**WORK TO COMPLETE**: The entries below should be repeated exactly, with no pictures carried over.

+++

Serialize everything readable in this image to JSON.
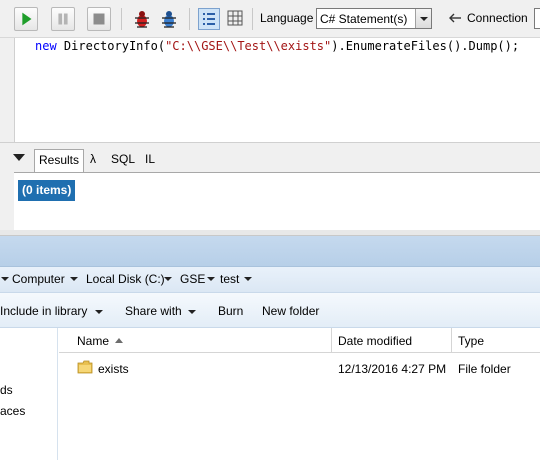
{
  "toolbar": {
    "language_label": "Language",
    "language_value": "C# Statement(s)",
    "connection_label": "Connection"
  },
  "editor": {
    "code_prefix": "new DirectoryInfo(",
    "code_string": "\"C:\\\\GSE\\\\Test\\\\exists\"",
    "code_suffix": ").EnumerateFiles().Dump();"
  },
  "results": {
    "tabs": [
      "Results",
      "λ",
      "SQL",
      "IL"
    ],
    "items_badge": "(0 items)"
  },
  "explorer": {
    "breadcrumb": [
      "Computer",
      "Local Disk (C:)",
      "GSE",
      "test"
    ],
    "commands": {
      "include_in_library": "Include in library",
      "share_with": "Share with",
      "burn": "Burn",
      "new_folder": "New folder"
    },
    "nav_items": [
      "ds",
      "aces"
    ],
    "columns": {
      "name": "Name",
      "date_modified": "Date modified",
      "type": "Type"
    },
    "rows": [
      {
        "name": "exists",
        "date_modified": "12/13/2016 4:27 PM",
        "type": "File folder"
      }
    ]
  },
  "colors": {
    "badge_bg": "#1f6fb0",
    "keyword": "#0000ff",
    "string": "#a31515",
    "run_green": "#1f9e2a"
  },
  "icons": [
    "run-icon",
    "pause-icon",
    "stop-icon",
    "bug-icon",
    "debug-bug-icon",
    "rich-text-grid-icon",
    "data-grid-icon",
    "connection-arrow-icon",
    "folder-icon"
  ]
}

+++

**ANSWER SPACE**:
Serialize everything readable in this image to JSON.
{
  "toolbar": {
    "language_label": "Language",
    "language_value": "C# Statement(s)",
    "connection_label": "Connection"
  },
  "editor": {
    "code_prefix": "new DirectoryInfo(",
    "code_string": "\"C:\\\\GSE\\\\Test\\\\exists\"",
    "code_suffix": ").EnumerateFiles().Dump();"
  },
  "results": {
    "tabs": [
      "Results",
      "λ",
      "SQL",
      "IL"
    ],
    "items_badge": "(0 items)"
  },
  "explorer": {
    "breadcrumb": [
      "Computer",
      "Local Disk (C:)",
      "GSE",
      "test"
    ],
    "commands": {
      "include_in_library": "Include in library",
      "share_with": "Share with",
      "burn": "Burn",
      "new_folder": "New folder"
    },
    "nav_items": [
      "ds",
      "aces"
    ],
    "columns": {
      "name": "Name",
      "date_modified": "Date modified",
      "type": "Type"
    },
    "rows": [
      {
        "name": "exists",
        "date_modified": "12/13/2016 4:27 PM",
        "type": "File folder"
      }
    ]
  },
  "colors": {
    "badge_bg": "#1f6fb0",
    "keyword": "#0000ff",
    "string": "#a31515",
    "run_green": "#1f9e2a"
  },
  "icons": [
    "run-icon",
    "pause-icon",
    "stop-icon",
    "bug-icon",
    "debug-bug-icon",
    "rich-text-grid-icon",
    "data-grid-icon",
    "connection-arrow-icon",
    "folder-icon"
  ]
}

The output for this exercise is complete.